Castle Mountain

Castle Mountain

I call this trip 3.0 because I am sure I have done it twice years ago with more oomph in the tank and definitely more hair! I recall one of the last attempts with my brother Ed during a hot fall. We did not know what to expect and thought the campgrounds would be open with water available. They were not. I still recall Ed having a psychotic (OK dehydration) meltdown as we climbed towards Olive Lake at the top of Sinclair Pass. I screamed don’t drink the water as he plunged his head into a roadside stream. You will get Giardia! He did not care! Profound thirst had to be quenched. He survived Giardia free. We then descended to Radium Hot Springs where we ravaged (yes, that is correct ravaged) an ice cream cone with worried onlookers.

So here I was. Wanting to conquer this Golden demon again.

The ride up to Vermillion Pass was steady but pleasant. Storm Mountain Lodge is at the top. I am always threatening to stop in but I did not on this occasion. You are rewarded for your hard work with a glorious descent. Weeeee just like coming down Highwood Pass. I stopped at the Continental Divide for some pictures and to rest my forearms ready for the great cycle ahead. You see this is the direction to do the Golden Triangle. Your reward is what appears to be an almost steady descent and/or level cycling at quite a clip for what seems forever. The best feeling in the world as the Kootenay Valley opens before you and the pale turquoise serpentine Kootenay river travels beside you. On the right until Vermillion Crossing when it switches to the left side. I was thrilled I chose this option. The weather was great with no wind. Again, nothing was open so I had to forego a proper lunch. There still was nowhere to get water but I paced myself with what I had.

Vermillion Pass Information

Vermillion Pass Information

The Continental Divide

The Continental Divide

Kootenay National Park Beckons!

Kootenay National Park Beckons!

Welcome to BC!

Welcome to BC!

Of course, there is no free lunch, did I say there was no lunch at all! An ascent of Sinclair Pass is required admission to Radium Hot Springs. It is a tough climb and it plays on your mind. There are no roadside signs to tell you how far you have to go. It just climbs and climbs. My lack of a proper lunch caught up with me and I had to stop to eat a snack 200 m from the lookout. You figure there I am done, climb over! Not so fast. There is still a climb to the true pass at Olive Lake. This part breaks many men and women.

The view from Sinclair Pass Overlook #1

The view from Sinclair Pass Overlook #1

The view from Sinclair Pass Overlook #2

The view from Sinclair Pass Overlook #2

The view from Sinclair Pass Overlook #3 Art Filter

The view from Sinclair Pass Overlook #3 Art Filter

The view from Sinclair Pass Overlook #4 Art Filter

The view from Sinclair Pass Overlook #4 Art Filter

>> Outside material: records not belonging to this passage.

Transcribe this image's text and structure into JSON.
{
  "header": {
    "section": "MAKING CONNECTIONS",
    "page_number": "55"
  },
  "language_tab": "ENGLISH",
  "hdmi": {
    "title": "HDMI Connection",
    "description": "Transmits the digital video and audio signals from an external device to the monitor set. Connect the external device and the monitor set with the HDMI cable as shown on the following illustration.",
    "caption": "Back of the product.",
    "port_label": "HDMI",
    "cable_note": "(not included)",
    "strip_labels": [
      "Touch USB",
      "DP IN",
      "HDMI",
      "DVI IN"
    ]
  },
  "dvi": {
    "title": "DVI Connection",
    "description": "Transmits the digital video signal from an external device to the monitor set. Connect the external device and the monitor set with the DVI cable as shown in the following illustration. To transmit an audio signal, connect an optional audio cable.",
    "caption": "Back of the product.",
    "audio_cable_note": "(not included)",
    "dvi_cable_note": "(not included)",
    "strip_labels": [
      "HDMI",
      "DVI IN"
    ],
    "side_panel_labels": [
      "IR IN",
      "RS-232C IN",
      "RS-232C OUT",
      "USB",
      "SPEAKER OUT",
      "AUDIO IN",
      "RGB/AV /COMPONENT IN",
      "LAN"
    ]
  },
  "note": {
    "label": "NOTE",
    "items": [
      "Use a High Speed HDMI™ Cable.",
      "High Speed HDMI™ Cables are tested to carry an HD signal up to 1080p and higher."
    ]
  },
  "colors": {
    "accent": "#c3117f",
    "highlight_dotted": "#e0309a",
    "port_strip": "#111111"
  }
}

The view from Sinclair Pass Overlook #5 Art Filter

The view from Sinclair Pass Overlook #5 Art Filter

What follows next can best be described as a roller coaster ride down. 10 km of pure adrenaline rush if you do not apply the brakes. You get to Radium Hot Springs in a flash. I stopped in to ravage another cone but to my dismay the shop closed 30 minutes before my arrival! I had a back up plan, I always have a backup plan. At the junction in Radium is a gas station with ice cream. I had my ice cream! Funny, what little rewards you come up with as you climb.

Radium Hot Springs

Radium Hot Springs

I planted myself at the most beautiful campground for the night. The Canyon RV Park. I know a RV Park! It was so quiet and the grounds so lovely with trees in full fall colours including red! The campsite is also on grass!! Only those who have slept on gravel pads know what I am referring to. It is here that I am writing this blog post as a orange red sunset blossoms before me and four deer quietly eat grass in front of me. Not all is bliss. Apparently a black bear is in the vicinity. Here’s hoping he keeps his distance!

Guests at the Radium Canyon Campground!

Guests at the Radium Canyon Campground!

I am so glad I chose the Golden Triangle 3.0. These older legs still have some oomph and I am sure the lack of hair makes me more aerodynamic!

By the way, today was 109 km and about 7 hours in the saddle. About 3100 kcal were consumed. Now I know why I missed that lunch so much!

Until tomorrow, 103 km to Golden B.C..

Tag Cloud